Charlotte Mew, ‘A Quoi bon Dire’. Charlotte Mew (1869-1928) was a popular poet in her lifetime, and was admired by fellow poets Ezra Pound and Thomas Hardy. ‘A Quoi Bon Dire’ was published in Charlotte Mew’s 1916 volume The Farmer’s Bride. The French title of this poem translates as ‘what good is there to say’. And what good is there to say about this short poem? We think it’s a beautiful example of early twentieth-century lyricism:
Seventeen years ago you said
Something that sounded like Good-bye;
And everybody thinks that you are dead …
Click on the link above to read this tender lyric poem in full.
W. B. Yeats, ‘He Wishes for the Cloths of Heaven’. The gist of this poem, one of Yeats’s most popular short lyric poems, is straightforward: if I were a rich man, I’d give you the world and all its treasures. If I were a god, I could take the heavenly sky and make a blanket out of it for you. But I’m only a poor man, and obviously the idea of making the sky into a blanket is silly and out of the question, so all I have of any worth are my dreams. And dreams are delicate and vulnerable – hence ‘Tread softly’. But Yeats, using his distinctive lyricism, puts it better than this paraphrase can convey.
T. E. Hulme, ‘Autumn’.
A touch of cold in the Autumn night –
I walked abroad,
And saw the ruddy moon lean over a hedge
Like a red-faced farmer …
This short poem by arguably the first modern poet in English was written in 1908; it’s a short imagist lyric in free verse about a brief encounter with the autumn (i.e. harvest) moon. This poem earns its place on this list of great lyric poems because of the originality of the image at its centre: that of comparing the ‘ruddy moon’ to a … well, we’ll let you discover that for yourself.
H. D., ‘The Pool’. After Hulme’s free verse lyrics came the imagists – a group of modernist poets who placed the poetic image at the centre of their poems, often jettisoning everything else. H. D., born Hilda Doolittle in the US in 1886, was described as the ‘perfect imagist’, and ‘The Pool’ shows why.
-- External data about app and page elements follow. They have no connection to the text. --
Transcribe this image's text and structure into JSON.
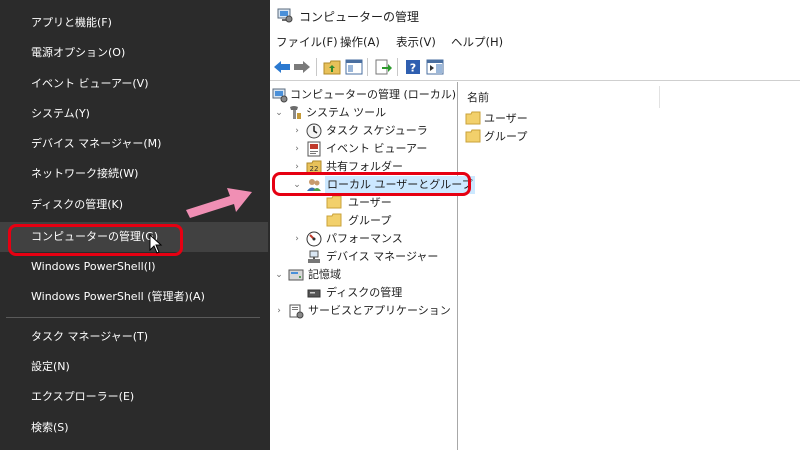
{
  "winx_menu": {
    "items": [
      {
        "label": "アプリと機能(F)"
      },
      {
        "label": "電源オプション(O)"
      },
      {
        "label": "イベント ビューアー(V)"
      },
      {
        "label": "システム(Y)"
      },
      {
        "label": "デバイス マネージャー(M)"
      },
      {
        "label": "ネットワーク接続(W)"
      },
      {
        "label": "ディスクの管理(K)"
      },
      {
        "label": "コンピューターの管理(G)"
      },
      {
        "label": "Windows PowerShell(I)"
      },
      {
        "label": "Windows PowerShell (管理者)(A)"
      },
      {
        "label": "タスク マネージャー(T)"
      },
      {
        "label": "設定(N)"
      },
      {
        "label": "エクスプローラー(E)"
      },
      {
        "label": "検索(S)"
      }
    ],
    "hovered_item": "コンピューターの管理(G)"
  },
  "window": {
    "title": "コンピューターの管理",
    "menu": {
      "file": "ファイル(F)",
      "action": "操作(A)",
      "view": "表示(V)",
      "help": "ヘルプ(H)"
    },
    "toolbar_icons": [
      "back-arrow-icon",
      "forward-arrow-icon",
      "up-folder-icon",
      "console-tree-icon",
      "export-list-icon",
      "help-icon",
      "action-pane-icon"
    ],
    "tree": {
      "root": "コンピューターの管理 (ローカル)",
      "system_tools": "システム ツール",
      "task_scheduler": "タスク スケジューラ",
      "event_viewer": "イベント ビューアー",
      "shared_folders": "共有フォルダー",
      "local_users_groups": "ローカル ユーザーとグループ",
      "users": "ユーザー",
      "groups": "グループ",
      "performance": "パフォーマンス",
      "device_manager": "デバイス マネージャー",
      "storage": "記憶域",
      "disk_management": "ディスクの管理",
      "services_apps": "サービスとアプリケーション"
    },
    "list": {
      "column_name": "名前",
      "items": [
        {
          "label": "ユーザー"
        },
        {
          "label": "グループ"
        }
      ]
    }
  },
  "colors": {
    "menu_bg": "#2b2b2b",
    "menu_hover": "#414141",
    "highlight_red": "#e60012",
    "arrow_pink": "#f08fb4",
    "selection_blue": "#cce8ff"
  }
}
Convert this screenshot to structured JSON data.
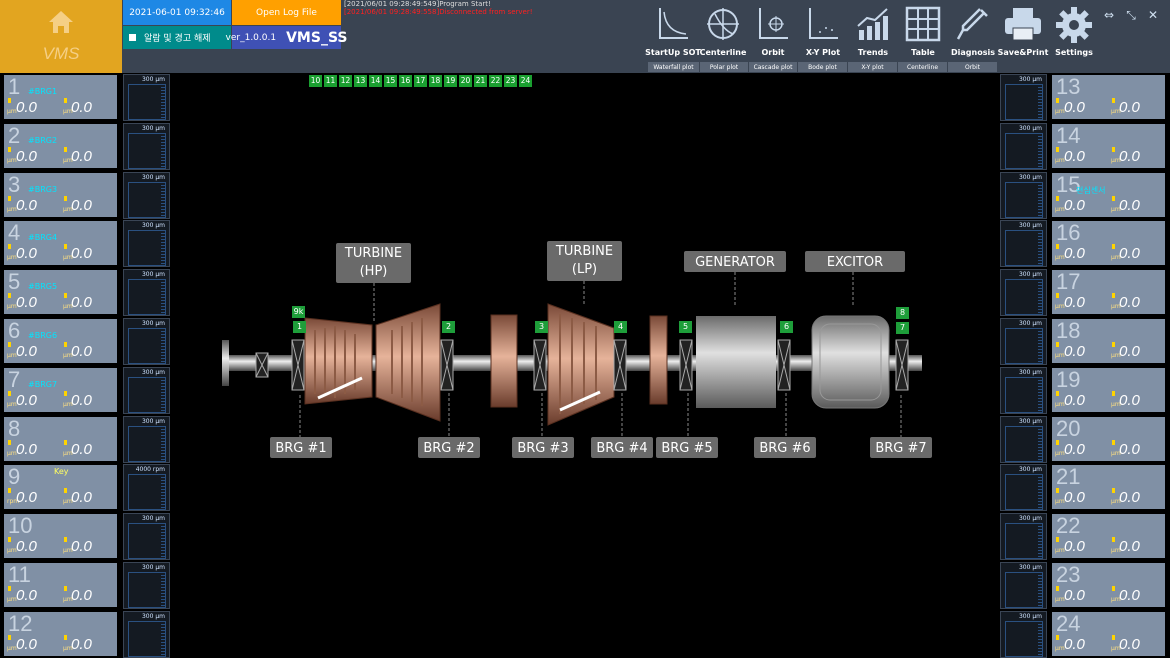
{
  "header": {
    "home_label": "VMS",
    "datetime": "2021-06-01 09:32:46",
    "open_log": "Open Log File",
    "alarm_reset": "알람 및 경고 해제",
    "version": "ver_1.0.0.1",
    "app_name": "VMS_SS",
    "log_line1": "[2021/06/01 09:28:49:549]Program Start!",
    "log_line2": "[2021/06/01 09:28:49:558]Disconnected from server!"
  },
  "tools": [
    {
      "label": "StartUp SOT",
      "icon": "startup-sot-icon",
      "sub": "Waterfall plot"
    },
    {
      "label": "Centerline",
      "icon": "centerline-icon",
      "sub": "Polar plot"
    },
    {
      "label": "Orbit",
      "icon": "orbit-icon",
      "sub": "Cascade plot"
    },
    {
      "label": "X-Y Plot",
      "icon": "xy-plot-icon",
      "sub": "Bode plot"
    },
    {
      "label": "Trends",
      "icon": "trends-icon",
      "sub": "X-Y plot"
    },
    {
      "label": "Table",
      "icon": "table-icon",
      "sub": "Centerline"
    },
    {
      "label": "Diagnosis",
      "icon": "diagnosis-icon",
      "sub": "Orbit"
    },
    {
      "label": "Save&Print",
      "icon": "printer-icon"
    },
    {
      "label": "Settings",
      "icon": "gear-icon"
    }
  ],
  "channel_tabs": [
    "10",
    "11",
    "12",
    "13",
    "14",
    "15",
    "16",
    "17",
    "18",
    "19",
    "20",
    "21",
    "22",
    "23",
    "24"
  ],
  "left_cards": [
    {
      "num": "1",
      "name": "#BRG1",
      "v1": "0.0",
      "v2": "0.0",
      "u1": "μm",
      "u2": "μm",
      "scale": "300 μm"
    },
    {
      "num": "2",
      "name": "#BRG2",
      "v1": "0.0",
      "v2": "0.0",
      "u1": "μm",
      "u2": "μm",
      "scale": "300 μm"
    },
    {
      "num": "3",
      "name": "#BRG3",
      "v1": "0.0",
      "v2": "0.0",
      "u1": "μm",
      "u2": "μm",
      "scale": "300 μm"
    },
    {
      "num": "4",
      "name": "#BRG4",
      "v1": "0.0",
      "v2": "0.0",
      "u1": "μm",
      "u2": "μm",
      "scale": "300 μm"
    },
    {
      "num": "5",
      "name": "#BRG5",
      "v1": "0.0",
      "v2": "0.0",
      "u1": "μm",
      "u2": "μm",
      "scale": "300 μm"
    },
    {
      "num": "6",
      "name": "#BRG6",
      "v1": "0.0",
      "v2": "0.0",
      "u1": "μm",
      "u2": "μm",
      "scale": "300 μm"
    },
    {
      "num": "7",
      "name": "#BRG7",
      "v1": "0.0",
      "v2": "0.0",
      "u1": "μm",
      "u2": "μm",
      "scale": "300 μm"
    },
    {
      "num": "8",
      "name": "",
      "v1": "0.0",
      "v2": "0.0",
      "u1": "μm",
      "u2": "μm",
      "scale": "300 μm"
    },
    {
      "num": "9",
      "name": "Key",
      "v1": "0.0",
      "v2": "0.0",
      "u1": "rpm",
      "u2": "μm",
      "scale": "4000 rpm"
    },
    {
      "num": "10",
      "name": "",
      "v1": "0.0",
      "v2": "0.0",
      "u1": "μm",
      "u2": "μm",
      "scale": "300 μm"
    },
    {
      "num": "11",
      "name": "",
      "v1": "0.0",
      "v2": "0.0",
      "u1": "μm",
      "u2": "μm",
      "scale": "300 μm"
    },
    {
      "num": "12",
      "name": "",
      "v1": "0.0",
      "v2": "0.0",
      "u1": "μm",
      "u2": "μm",
      "scale": "300 μm"
    }
  ],
  "right_cards": [
    {
      "num": "13",
      "name": "",
      "v1": "0.0",
      "v2": "0.0",
      "u1": "μm",
      "u2": "μm",
      "scale": "300 μm"
    },
    {
      "num": "14",
      "name": "",
      "v1": "0.0",
      "v2": "0.0",
      "u1": "μm",
      "u2": "μm",
      "scale": "300 μm"
    },
    {
      "num": "15",
      "name": "편심센서",
      "v1": "0.0",
      "v2": "0.0",
      "u1": "μm",
      "u2": "μm",
      "scale": "300 μm"
    },
    {
      "num": "16",
      "name": "",
      "v1": "0.0",
      "v2": "0.0",
      "u1": "μm",
      "u2": "μm",
      "scale": "300 μm"
    },
    {
      "num": "17",
      "name": "",
      "v1": "0.0",
      "v2": "0.0",
      "u1": "μm",
      "u2": "μm",
      "scale": "300 μm"
    },
    {
      "num": "18",
      "name": "",
      "v1": "0.0",
      "v2": "0.0",
      "u1": "μm",
      "u2": "μm",
      "scale": "300 μm"
    },
    {
      "num": "19",
      "name": "",
      "v1": "0.0",
      "v2": "0.0",
      "u1": "μm",
      "u2": "μm",
      "scale": "300 μm"
    },
    {
      "num": "20",
      "name": "",
      "v1": "0.0",
      "v2": "0.0",
      "u1": "μm",
      "u2": "μm",
      "scale": "300 μm"
    },
    {
      "num": "21",
      "name": "",
      "v1": "0.0",
      "v2": "0.0",
      "u1": "μm",
      "u2": "μm",
      "scale": "300 μm"
    },
    {
      "num": "22",
      "name": "",
      "v1": "0.0",
      "v2": "0.0",
      "u1": "μm",
      "u2": "μm",
      "scale": "300 μm"
    },
    {
      "num": "23",
      "name": "",
      "v1": "0.0",
      "v2": "0.0",
      "u1": "μm",
      "u2": "μm",
      "scale": "300 μm"
    },
    {
      "num": "24",
      "name": "",
      "v1": "0.0",
      "v2": "0.0",
      "u1": "μm",
      "u2": "μm",
      "scale": "300 μm"
    }
  ],
  "machine": {
    "turbine_hp": [
      "TURBINE",
      "(HP)"
    ],
    "turbine_lp": [
      "TURBINE",
      "(LP)"
    ],
    "generator": "GENERATOR",
    "excitor": "EXCITOR",
    "bearings": [
      "BRG #1",
      "BRG #2",
      "BRG #3",
      "BRG #4",
      "BRG #5",
      "BRG #6",
      "BRG #7"
    ],
    "badges": [
      "9k",
      "1",
      "2",
      "3",
      "4",
      "5",
      "6",
      "8",
      "7"
    ]
  }
}
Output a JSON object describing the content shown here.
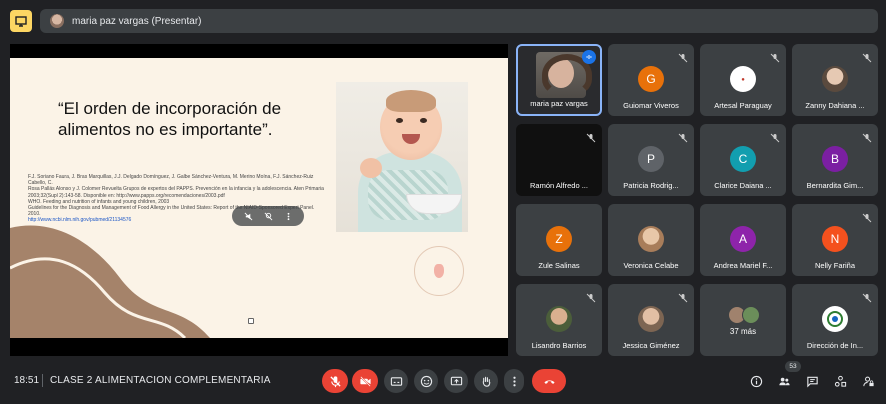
{
  "topbar": {
    "presenter_label": "maria paz vargas (Presentar)"
  },
  "slide": {
    "title": "“El orden de incorporación de alimentos no es importante”.",
    "references": [
      "F.J. Soriano Faura, J. Bras Marquillas, J.J. Delgado Domínguez, J. Galbe Sánchez-Ventura, M. Merino Moína, F.J. Sánchez-Ruiz Cabello, C.",
      "Rosa Pallás Alonso y J. Colomer Revuelta Grupos de expertos del PAPPS. Prevención en la infancia y la adolescencia. Aten Primaria",
      "2003;32(Supl 2):143-58. Disponible en: http://www.papps.org/recomendaciones/2003.pdf",
      "WHO. Feeding and nutrition of infants and young children, 2003",
      "Guidelines for the Diagnosis and Management of Food Allergy in the United States: Report of the NIAID-Sponsored Expert Panel. 2010."
    ],
    "reference_link": "http://www.ncbi.nlm.nih.gov/pubmed/21134576"
  },
  "participants": [
    {
      "name": "maria paz vargas",
      "type": "video"
    },
    {
      "name": "Guiomar Viveros",
      "initial": "G",
      "color": "#e8710a"
    },
    {
      "name": "Artesal Paraguay",
      "initial": "",
      "color": "#ffffff"
    },
    {
      "name": "Zanny Dahiana ...",
      "initial": "",
      "color": "#c9b8a8"
    },
    {
      "name": "Ramón Alfredo ...",
      "type": "black"
    },
    {
      "name": "Patricia Rodrig...",
      "initial": "P",
      "color": "#5f6368"
    },
    {
      "name": "Clarice Daiana ...",
      "initial": "C",
      "color": "#129eaf"
    },
    {
      "name": "Bernardita Gim...",
      "initial": "B",
      "color": "#7b1fa2"
    },
    {
      "name": "Zule Salinas",
      "initial": "Z",
      "color": "#e8710a"
    },
    {
      "name": "Veronica Celabe",
      "initial": "",
      "color": "#e6d4c4"
    },
    {
      "name": "Andrea Mariel F...",
      "initial": "A",
      "color": "#8e24aa"
    },
    {
      "name": "Nelly Fariña",
      "initial": "N",
      "color": "#f4511e"
    },
    {
      "name": "Lisandro Barrios",
      "initial": "",
      "color": "#7a8a6a"
    },
    {
      "name": "Jessica Giménez",
      "initial": "",
      "color": "#b6a08c"
    },
    {
      "name": "37 más",
      "type": "more"
    },
    {
      "name": "Dirección de In...",
      "initial": "",
      "color": "#ffffff"
    }
  ],
  "bottombar": {
    "time": "18:51",
    "meeting_title": "CLASE 2 ALIMENTACION COMPLEMENTARIA",
    "people_count": "53"
  },
  "colors": {
    "end_call": "#ea4335",
    "accent": "#8ab4f8",
    "present_icon": "#fdd663"
  }
}
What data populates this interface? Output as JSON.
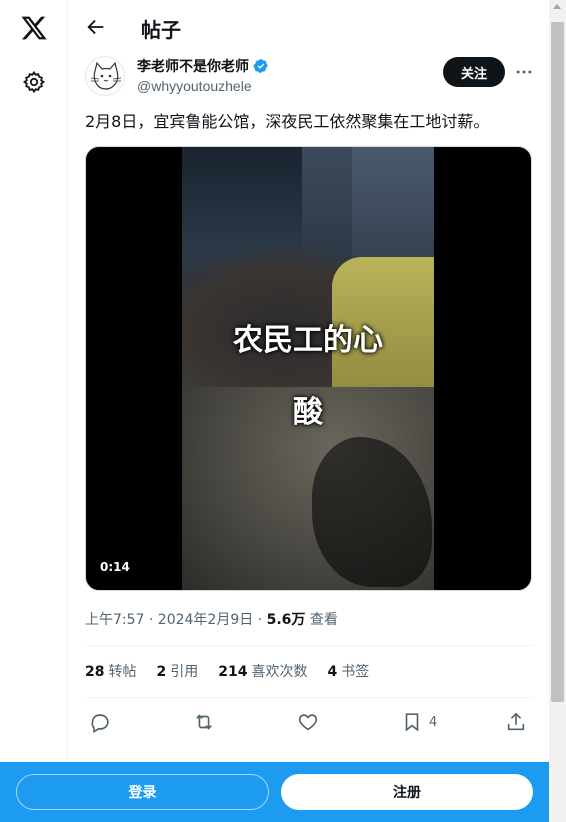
{
  "header": {
    "title": "帖子"
  },
  "author": {
    "name": "李老师不是你老师",
    "handle": "@whyyoutouzhele",
    "follow_label": "关注"
  },
  "tweet": {
    "text": "2月8日，宜宾鲁能公馆，深夜民工依然聚集在工地讨薪。",
    "video": {
      "caption_line1": "农民工的心",
      "caption_line2": "酸",
      "duration": "0:14"
    },
    "meta": {
      "time": "上午7:57 · 2024年2月9日 · ",
      "views": "5.6万",
      "views_label": " 查看"
    }
  },
  "stats": {
    "retweets": {
      "count": "28",
      "label": "转帖"
    },
    "quotes": {
      "count": "2",
      "label": "引用"
    },
    "likes": {
      "count": "214",
      "label": "喜欢次数"
    },
    "bookmarks": {
      "count": "4",
      "label": "书签"
    }
  },
  "actions": {
    "bookmark_count": "4"
  },
  "bottom_bar": {
    "login_label": "登录",
    "signup_label": "注册"
  },
  "colors": {
    "accent": "#1d9bf0",
    "text_primary": "#0f1419",
    "text_secondary": "#536471"
  },
  "icons": [
    "x-logo-icon",
    "gear-icon",
    "back-arrow-icon",
    "verified-badge-icon",
    "more-icon",
    "reply-icon",
    "retweet-icon",
    "like-icon",
    "bookmark-icon",
    "share-icon"
  ]
}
In this example of a short free-verse lyric poem, H. D. offers what her fellow imagist F. S. Flint described as an ‘accurate mystery’: clear-cut crystalline imagery whose meaning or significance nevertheless remain shrouded in ambiguity and questions. Here, H. D. even begins and ends her poem with a question. Who, or what, is the addressee of this miniature masterpiece?
W. H. Auden, ‘If I Could Tell You’. Lyric poems weren’t all written in free verse once we arrived in the twentieth century. Indeed, many poets of the 1930s, such as the clear leader of the pack, W. H. Auden (1907-73), wrote in more traditional forms, such as the sonnet or, indeed, the villanelle: a form where the first and third lines of the poem are repeated at the ends of the subsequent stanzas. In this tender lyric poem, Auden explores the limits of the poet’s ability to communicate to the world – or perhaps, to a loved one?
Carol Ann Duffy, ‘Syntax’. Duffy’s work shows a thorough awareness of poetic form, even though she often plays around with established forms and rhyme schemes to create something new. First published in 2005, ‘Syntax’ is a contemporary lyric poem about trying to find new and original ways to say ‘I love you’. Duffy’s poem seeks out new ways to express the sincerity of love, explored, fittingly enough, in a new sort of ‘sonnet’ (14 lines and ending in a sort-of couplet, though written in irregular free verse). A love poem for the texting generation?
The author of this article, Dr Oliver Tearle, is a literary critic and lecturer in English at Loughborough University. He is the author of, among others, The Secret Library: A Book-Lovers’ Journey Through Curiosities of History and The Great War, The Waste Land and the Modernist Long Poem.